## Problem to solve
Scan the material for the word "JSON", and copy each line where it shows up.
********************
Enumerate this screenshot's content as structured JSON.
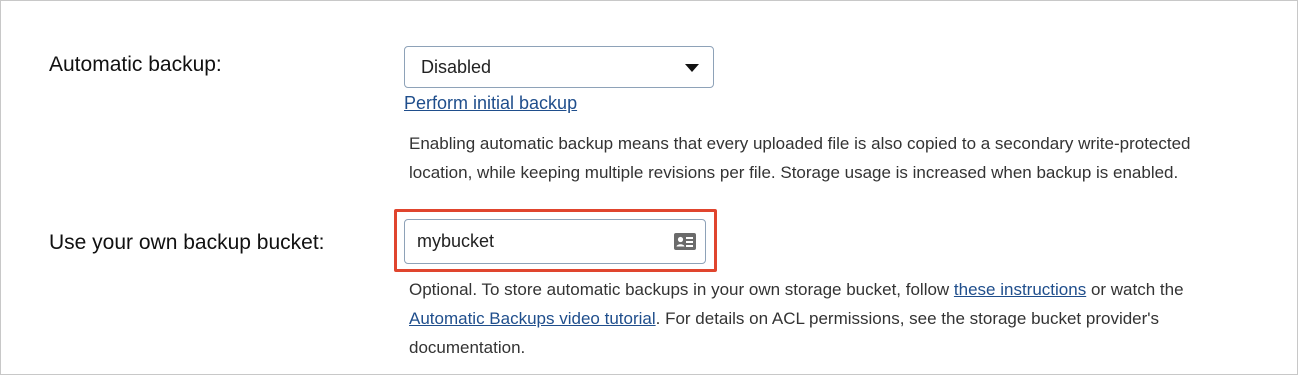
{
  "automatic_backup": {
    "label": "Automatic backup:",
    "selected": "Disabled",
    "initial_backup_link": "Perform initial backup",
    "help_line_1": "Enabling automatic backup means that every uploaded file is also copied to a secondary write-protected",
    "help_line_2": "location, while keeping multiple revisions per file. Storage usage is increased when backup is enabled."
  },
  "backup_bucket": {
    "label": "Use your own backup bucket:",
    "value": "mybucket",
    "icon": "contact-card-icon",
    "help_part_1": "Optional. To store automatic backups in your own storage bucket, follow ",
    "instructions_link": "these instructions",
    "help_part_2": " or watch the",
    "video_link": "Automatic Backups video tutorial",
    "help_part_3": ". For details on ACL permissions, see the storage bucket provider's",
    "help_part_4": "documentation."
  },
  "colors": {
    "link": "#1f4e8c",
    "highlight": "#e0452e",
    "field_border": "#8ea2b8"
  }
}
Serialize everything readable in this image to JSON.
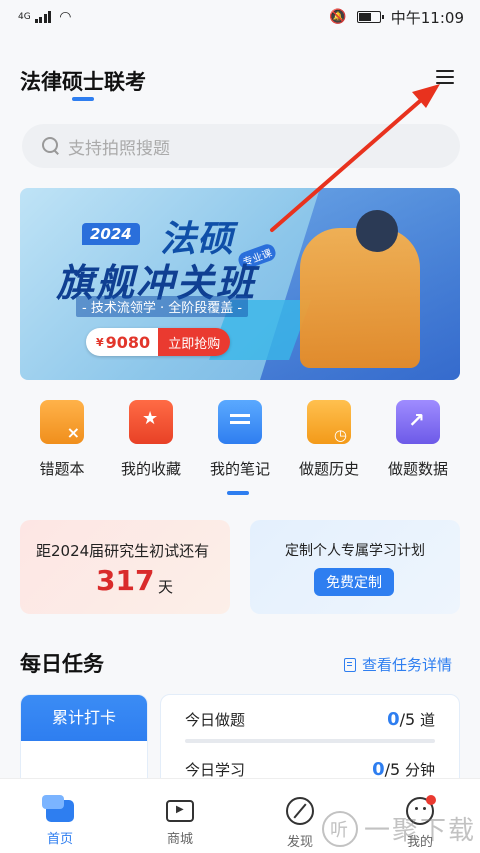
{
  "status_bar": {
    "network": "4G",
    "time": "中午11:09"
  },
  "header": {
    "title": "法律硕士联考"
  },
  "search": {
    "placeholder": "支持拍照搜题"
  },
  "banner": {
    "year": "2024",
    "title_line1": "法硕",
    "title_line2": "旗舰冲关班",
    "subtitle": "- 技术流领学 · 全阶段覆盖 -",
    "tag": "专业课",
    "price_symbol": "¥",
    "price": "9080",
    "cta": "立即抢购"
  },
  "shortcuts": [
    {
      "label": "错题本",
      "icon": "error-book-icon"
    },
    {
      "label": "我的收藏",
      "icon": "favorites-icon"
    },
    {
      "label": "我的笔记",
      "icon": "notes-icon"
    },
    {
      "label": "做题历史",
      "icon": "history-icon"
    },
    {
      "label": "做题数据",
      "icon": "data-icon"
    }
  ],
  "exam_card": {
    "text": "距2024届研究生初试还有",
    "days": "317",
    "unit": "天"
  },
  "plan_card": {
    "text": "定制个人专属学习计划",
    "button": "免费定制"
  },
  "daily_task": {
    "title": "每日任务",
    "link": "查看任务详情",
    "checkin": "累计打卡",
    "tasks": [
      {
        "label": "今日做题",
        "done": "0",
        "total": "/5",
        "unit": "道"
      },
      {
        "label": "今日学习",
        "done": "0",
        "total": "/5",
        "unit": "分钟"
      }
    ]
  },
  "bottom_nav": [
    {
      "label": "首页",
      "icon": "home-icon"
    },
    {
      "label": "商城",
      "icon": "store-icon"
    },
    {
      "label": "发现",
      "icon": "discover-icon"
    },
    {
      "label": "我的",
      "icon": "profile-icon"
    }
  ],
  "watermark": "一聚下载",
  "colors": {
    "accent": "#2e7ef0",
    "danger": "#ea3a30",
    "annotation_arrow": "#e8321e"
  }
}
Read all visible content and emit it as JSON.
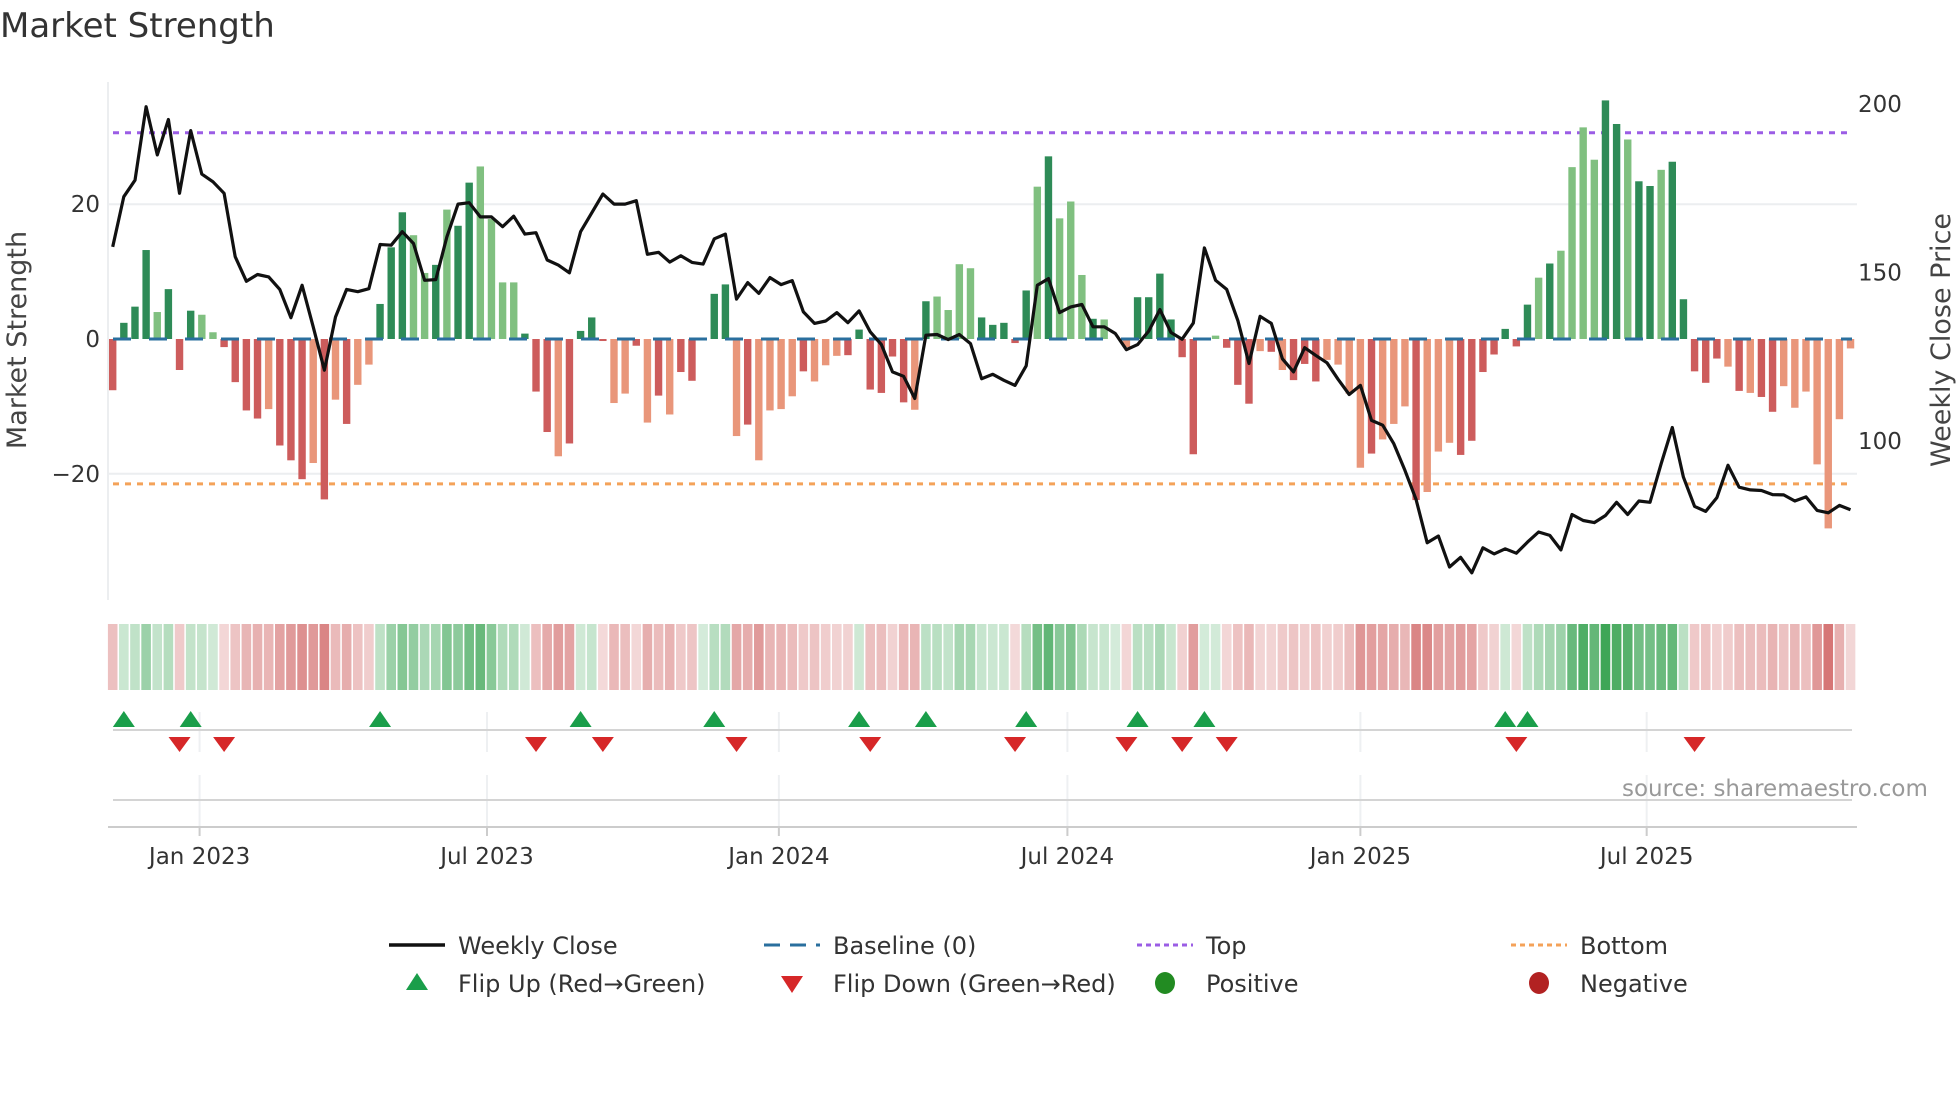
{
  "title": "Market Strength",
  "source": "source: sharemaestro.com",
  "colors": {
    "pos_dark": "#2e8b57",
    "pos_light": "#80c080",
    "neg_dark": "#cd5c5c",
    "neg_light": "#e9967a",
    "baseline": "#2a6f9e",
    "top": "#9b5de5",
    "bottom": "#f4a259",
    "flip_up": "#1a9e4a",
    "flip_down": "#d62728",
    "positive": "#228b22",
    "negative": "#b22222",
    "price": "#111111"
  },
  "legend": [
    {
      "key": "close",
      "label": "Weekly Close"
    },
    {
      "key": "baseline",
      "label": "Baseline (0)"
    },
    {
      "key": "top",
      "label": "Top"
    },
    {
      "key": "bottom",
      "label": "Bottom"
    },
    {
      "key": "flip_up",
      "label": "Flip Up (Red→Green)"
    },
    {
      "key": "flip_down",
      "label": "Flip Down (Green→Red)"
    },
    {
      "key": "positive",
      "label": "Positive"
    },
    {
      "key": "negative",
      "label": "Negative"
    }
  ],
  "chart_data": {
    "type": "bar",
    "title": "Market Strength",
    "ylabel": "Market Strength",
    "y2label": "Weekly Close Price",
    "ylim": [
      -38,
      38
    ],
    "y2lim": [
      52.6,
      206.7
    ],
    "yticks": [
      {
        "v": 20,
        "label": "20"
      },
      {
        "v": 0,
        "label": "0"
      },
      {
        "v": -20,
        "label": "−20"
      }
    ],
    "y2ticks": [
      {
        "v": 200,
        "label": "200"
      },
      {
        "v": 150,
        "label": "150"
      },
      {
        "v": 100,
        "label": "100"
      }
    ],
    "x_ticks": [
      {
        "label": "Jan 2023",
        "week": 7.8
      },
      {
        "label": "Jul 2023",
        "week": 33.6
      },
      {
        "label": "Jan 2024",
        "week": 59.8
      },
      {
        "label": "Jul 2024",
        "week": 85.7
      },
      {
        "label": "Jan 2025",
        "week": 112.0
      },
      {
        "label": "Jul 2025",
        "week": 137.7
      }
    ],
    "top_level": 30.6,
    "bottom_level": -21.5,
    "strength": [
      -7.6,
      2.4,
      4.8,
      13.2,
      4.0,
      7.4,
      -4.6,
      4.2,
      3.6,
      1.0,
      -1.2,
      -6.4,
      -10.6,
      -11.8,
      -10.4,
      -15.8,
      -18.0,
      -20.8,
      -18.4,
      -23.8,
      -9.0,
      -12.6,
      -6.8,
      -3.8,
      5.2,
      13.6,
      18.8,
      15.4,
      9.8,
      11.0,
      19.2,
      16.8,
      23.2,
      25.6,
      17.8,
      8.4,
      8.4,
      0.8,
      -7.8,
      -13.8,
      -17.4,
      -15.5,
      1.2,
      3.2,
      -0.3,
      -9.5,
      -8.1,
      -1.0,
      -12.4,
      -8.4,
      -11.2,
      -4.9,
      -6.2,
      0,
      6.7,
      8.1,
      -14.4,
      -12.7,
      -18.0,
      -10.6,
      -10.4,
      -8.5,
      -4.8,
      -6.3,
      -3.9,
      -2.5,
      -2.4,
      1.4,
      -7.5,
      -8.0,
      -2.6,
      -9.4,
      -10.5,
      5.6,
      6.3,
      4.3,
      11.1,
      10.5,
      3.2,
      2.1,
      2.4,
      -0.6,
      7.2,
      22.6,
      27.1,
      17.9,
      20.4,
      9.5,
      3.0,
      2.9,
      0,
      -1.2,
      6.2,
      6.2,
      9.7,
      2.9,
      -2.7,
      -17.1,
      0.2,
      0.5,
      -1.3,
      -6.8,
      -9.6,
      -1.8,
      -1.9,
      -4.6,
      -6.1,
      -3.7,
      -6.3,
      -3.1,
      -3.8,
      -8.1,
      -19.1,
      -17.0,
      -14.9,
      -12.6,
      -10.0,
      -23.9,
      -22.7,
      -16.7,
      -15.4,
      -17.2,
      -15.1,
      -4.9,
      -2.3,
      1.5,
      -1.1,
      5.1,
      9.1,
      11.2,
      13.1,
      25.5,
      31.4,
      26.6,
      35.4,
      31.9,
      29.6,
      23.4,
      22.7,
      25.1,
      26.3,
      5.9,
      -4.8,
      -6.5,
      -2.9,
      -4.1,
      -7.7,
      -8.0,
      -8.6,
      -10.8,
      -7.0,
      -10.2,
      -7.8,
      -18.6,
      -28.1,
      -11.9,
      -1.4
    ],
    "shade": "ddddldddllddddldddldldlldddlldlddlllldddlddddlldldldddddldlllldlllddddddldlllldddddldllldldldddddddldddldldddlllldllldllldddddddldllllddlddlddddd ldlddll",
    "weekly_close": [
      157.6,
      172.5,
      177.4,
      199.2,
      184.9,
      195.4,
      173.5,
      192.1,
      179.2,
      176.9,
      173.5,
      154.7,
      147.4,
      149.4,
      148.7,
      145.0,
      136.6,
      146.2,
      133.9,
      121.0,
      136.8,
      145.0,
      144.3,
      145.2,
      158.3,
      158.1,
      162.1,
      158.6,
      147.7,
      147.9,
      160.6,
      170.3,
      170.7,
      166.5,
      166.5,
      163.6,
      166.7,
      161.4,
      161.8,
      153.7,
      152.2,
      149.9,
      162.1,
      167.7,
      173.3,
      170.3,
      170.3,
      171.3,
      155.4,
      156.0,
      153.1,
      155.0,
      153.0,
      152.5,
      160.0,
      161.4,
      142.1,
      147.0,
      143.8,
      148.5,
      146.4,
      147.6,
      138.3,
      134.9,
      135.6,
      138.1,
      135.1,
      138.6,
      132.4,
      128.6,
      120.5,
      119.2,
      112.6,
      131.4,
      131.6,
      130.1,
      131.6,
      128.9,
      118.5,
      119.8,
      118.0,
      116.5,
      122.3,
      146.2,
      148.2,
      138.1,
      139.8,
      140.5,
      133.9,
      133.9,
      131.9,
      127.1,
      128.6,
      132.6,
      139.0,
      132.2,
      130.2,
      135.0,
      157.3,
      147.7,
      145.0,
      135.8,
      123.0,
      137.0,
      134.9,
      124.4,
      120.5,
      127.7,
      125.4,
      123.2,
      118.3,
      113.8,
      116.5,
      106.1,
      104.7,
      99.2,
      91.3,
      82.6,
      69.8,
      71.8,
      62.6,
      65.5,
      60.9,
      68.3,
      66.5,
      68.0,
      66.7,
      70.0,
      73.0,
      72.0,
      67.7,
      78.2,
      76.4,
      75.8,
      77.9,
      81.8,
      78.2,
      82.2,
      81.8,
      93.3,
      104.0,
      89.3,
      80.6,
      79.1,
      83.2,
      92.8,
      86.3,
      85.5,
      85.3,
      84.1,
      84.0,
      82.2,
      83.4,
      79.4,
      78.7,
      80.9,
      79.6
    ]
  }
}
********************
## Written response
Enumerate this screenshot's content as structured JSON.
Serialize everything readable in this image to JSON.
Read all visible content and emit it as JSON.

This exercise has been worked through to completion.